Bee more friendly: How being a backyard beekeeper can help save the honey bees

by Sierra Rossman, Reporter

Hang on for a minute...we're trying to find some more stories you might like.

The short URL of the present article is:

When you see a bee floating in the air around your house what do you think? Most of us would swat at it or run away. Excluding wild swarms, there are about one to five trillion honey bees in the world. Although this may seem like a large number, the population is disappearing dramatically. In 2015 alone, 42% of bee colonies in the U.S. died. Over the past decade, one-third of the UK’s bee population has disappeared, and 24 percent of Europe’s bumblebees are threatened with extinction.

Despite the fact that many of us would feel the immediate urge to kill bees, we need to think of other options before their time runs out.

Why are bees dying and how can we help?

Christina Mullan with the Howard County Beekeepers Association believes that the constant use of pesticides and chemicals, along with a lack of nectar and pollen sources, contribute to the decrease in the population. However, we can make a difference.

“It helps to encourage others to not use pesticides or herbicides, as these are deadly to the bees and their food supplies,” said Mullan. Although pesticides and herbicides are more obvious killers, there are unfamiliar problems as well.

“So many people are fanatic about having a ‘perfect’ lawn nowadays. Well, that perfect lawn represents starvation for the bees because important food sources – dandelions, clovers, etc are killed off for the sake of that perfect lawn,” Mullan added.  

Opening our lives to accept rather than squash the bees could lead to an increase in the bee population and restore colonies to beekeepers around the world. Bees not only produce honey. They guarantee that the plant population thrives by being the most important pollinators in the world.

“It has been said that if we didn’t have honeybees and other pollinators, we would lose more than one-third of our food supply. Next time you are in the grocery store, try to picture in your mind that over a third of the produce area is no longer there – it’s a bit alarming,” Mullan said.

Beekeeping: the ultimate protection

Bees as pets?  Yes!  It’s not impossible, and it’s the ultimate protection for the future. Children and teens can learn through a local group, like the Howard County Beekeeping Association–they give structured lessons for “newbees.”  Also, 4H has a dedicated category.  Many times, new beekeepers learn from experienced mentors.

Howard County resident and gardener Susan Lancelotta is a dedicated beekeeper and has been keeping bees for about six years. Lancelotta has taken on a considerable role to protect the bees by becoming a beekeeper herself.

“Our very first year of beekeeping it must have been beginner’s luck because [the process] was a breeze. We had no issues. The bees did great. We got tons of honey. It was amazing.” said Lancelotta.

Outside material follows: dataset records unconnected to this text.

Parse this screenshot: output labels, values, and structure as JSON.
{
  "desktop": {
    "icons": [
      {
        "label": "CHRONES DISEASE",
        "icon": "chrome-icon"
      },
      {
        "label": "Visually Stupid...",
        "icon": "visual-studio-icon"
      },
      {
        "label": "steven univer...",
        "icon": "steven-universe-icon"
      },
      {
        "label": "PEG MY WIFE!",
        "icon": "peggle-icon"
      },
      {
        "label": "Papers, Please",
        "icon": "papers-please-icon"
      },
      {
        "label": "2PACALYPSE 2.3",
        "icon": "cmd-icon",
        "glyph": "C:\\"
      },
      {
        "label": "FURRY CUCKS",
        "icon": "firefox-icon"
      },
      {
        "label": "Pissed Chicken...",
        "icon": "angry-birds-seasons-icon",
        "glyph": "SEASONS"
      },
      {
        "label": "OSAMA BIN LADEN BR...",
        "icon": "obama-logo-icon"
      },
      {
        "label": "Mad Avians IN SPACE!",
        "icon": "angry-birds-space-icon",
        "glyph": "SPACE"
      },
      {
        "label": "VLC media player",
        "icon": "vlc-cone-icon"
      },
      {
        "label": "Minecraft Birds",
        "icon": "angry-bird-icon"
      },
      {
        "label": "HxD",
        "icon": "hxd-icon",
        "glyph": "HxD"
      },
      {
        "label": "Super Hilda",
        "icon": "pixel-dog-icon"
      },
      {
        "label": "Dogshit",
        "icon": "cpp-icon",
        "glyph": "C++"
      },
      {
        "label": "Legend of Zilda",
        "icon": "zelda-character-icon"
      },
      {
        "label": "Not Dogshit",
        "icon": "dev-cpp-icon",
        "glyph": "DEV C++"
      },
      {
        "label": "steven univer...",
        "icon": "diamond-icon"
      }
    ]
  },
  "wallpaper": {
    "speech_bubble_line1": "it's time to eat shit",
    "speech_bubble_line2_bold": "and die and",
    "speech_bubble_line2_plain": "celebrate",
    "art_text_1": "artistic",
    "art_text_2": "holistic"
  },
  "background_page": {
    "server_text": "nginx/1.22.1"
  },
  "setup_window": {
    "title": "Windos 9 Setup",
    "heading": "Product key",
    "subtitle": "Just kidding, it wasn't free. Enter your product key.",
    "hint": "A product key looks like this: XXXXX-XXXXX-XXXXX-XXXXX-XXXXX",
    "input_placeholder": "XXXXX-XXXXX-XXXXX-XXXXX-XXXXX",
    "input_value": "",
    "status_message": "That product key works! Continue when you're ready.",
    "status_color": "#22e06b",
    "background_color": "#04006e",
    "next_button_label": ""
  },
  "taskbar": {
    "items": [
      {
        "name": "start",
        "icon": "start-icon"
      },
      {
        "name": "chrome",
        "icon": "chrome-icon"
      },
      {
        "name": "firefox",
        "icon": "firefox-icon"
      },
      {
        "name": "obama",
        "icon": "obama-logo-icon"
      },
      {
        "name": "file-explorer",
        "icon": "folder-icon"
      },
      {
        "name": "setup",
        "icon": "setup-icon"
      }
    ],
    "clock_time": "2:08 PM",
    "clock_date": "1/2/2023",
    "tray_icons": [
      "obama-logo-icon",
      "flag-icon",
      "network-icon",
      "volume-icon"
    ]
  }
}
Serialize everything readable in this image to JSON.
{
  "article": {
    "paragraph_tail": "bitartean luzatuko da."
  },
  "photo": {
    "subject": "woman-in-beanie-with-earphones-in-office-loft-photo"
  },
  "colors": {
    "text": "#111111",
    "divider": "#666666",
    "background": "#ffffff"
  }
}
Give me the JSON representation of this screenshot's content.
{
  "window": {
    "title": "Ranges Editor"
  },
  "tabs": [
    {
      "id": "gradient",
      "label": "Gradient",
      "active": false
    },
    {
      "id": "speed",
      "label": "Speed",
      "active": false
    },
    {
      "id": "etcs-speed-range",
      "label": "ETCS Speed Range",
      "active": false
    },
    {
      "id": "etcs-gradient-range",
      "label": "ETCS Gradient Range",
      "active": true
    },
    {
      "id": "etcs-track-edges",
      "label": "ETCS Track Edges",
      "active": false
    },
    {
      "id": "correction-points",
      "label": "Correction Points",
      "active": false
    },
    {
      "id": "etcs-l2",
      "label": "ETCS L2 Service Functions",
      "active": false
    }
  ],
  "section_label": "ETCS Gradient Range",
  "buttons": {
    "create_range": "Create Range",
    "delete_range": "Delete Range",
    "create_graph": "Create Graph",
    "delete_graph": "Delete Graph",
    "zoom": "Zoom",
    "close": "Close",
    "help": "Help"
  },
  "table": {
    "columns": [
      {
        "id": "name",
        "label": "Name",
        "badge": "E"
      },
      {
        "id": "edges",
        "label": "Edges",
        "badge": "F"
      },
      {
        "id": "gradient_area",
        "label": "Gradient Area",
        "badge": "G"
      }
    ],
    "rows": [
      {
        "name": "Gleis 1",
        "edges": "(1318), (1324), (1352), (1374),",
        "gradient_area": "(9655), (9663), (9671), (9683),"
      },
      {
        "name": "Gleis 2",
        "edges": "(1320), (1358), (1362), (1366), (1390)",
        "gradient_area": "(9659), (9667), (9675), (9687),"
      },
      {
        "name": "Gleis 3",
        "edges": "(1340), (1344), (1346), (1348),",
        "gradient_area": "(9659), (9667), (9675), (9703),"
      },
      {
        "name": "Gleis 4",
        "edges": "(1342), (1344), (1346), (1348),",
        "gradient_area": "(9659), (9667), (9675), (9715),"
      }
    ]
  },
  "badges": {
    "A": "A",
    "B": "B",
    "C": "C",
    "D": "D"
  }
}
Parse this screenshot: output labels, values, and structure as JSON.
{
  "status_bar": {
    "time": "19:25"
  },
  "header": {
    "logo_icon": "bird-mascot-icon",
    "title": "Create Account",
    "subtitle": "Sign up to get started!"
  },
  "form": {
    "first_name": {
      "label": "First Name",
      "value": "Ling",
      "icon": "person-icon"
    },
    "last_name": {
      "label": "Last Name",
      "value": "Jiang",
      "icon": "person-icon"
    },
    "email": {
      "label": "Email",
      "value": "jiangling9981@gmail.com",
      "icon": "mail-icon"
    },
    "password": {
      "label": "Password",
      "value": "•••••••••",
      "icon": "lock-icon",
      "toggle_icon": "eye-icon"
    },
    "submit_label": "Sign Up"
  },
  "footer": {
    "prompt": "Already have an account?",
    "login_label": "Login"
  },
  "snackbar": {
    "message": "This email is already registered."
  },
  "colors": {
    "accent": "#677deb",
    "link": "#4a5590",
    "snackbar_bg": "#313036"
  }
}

Although some may underestimate the task, beekeeping is a rigorous hobby that requires close attention.

“Beekeeping is not a poor man’s hobby, because it’s expensive and it’s very time consuming. You have to feed [the bees] a lot, especially in this area because of the tough winters and short honey making seasons. It takes a lot of time to go in and look at your hives to see if you can troubleshoot if there’s something going on and they need to get medication,” said Lancelotta.

There is an initial start-up cost–just like adopting a cat or dog.  Food, housing, medicine and more.  Then, there are maintenance costs. Purchasing the bees can cost anywhere from $100 to over $350.

Even though some hives do not make an abundance of honey, Lancelotta finds comfort in the fact that she is actively helping the environment.

Although according to Lancelotta, beekeeping is an incredibly arduous task, and a great sense of pride is found when a colony survives the winter.

Both Lancelotta and Mullan agree that beekeeping is incredibly fascinating and rewarding. Lancelotta described a memorable moment of seeing a wild colony for the first time swarm in her backyard. She described the scene as one “out of a cartoon.”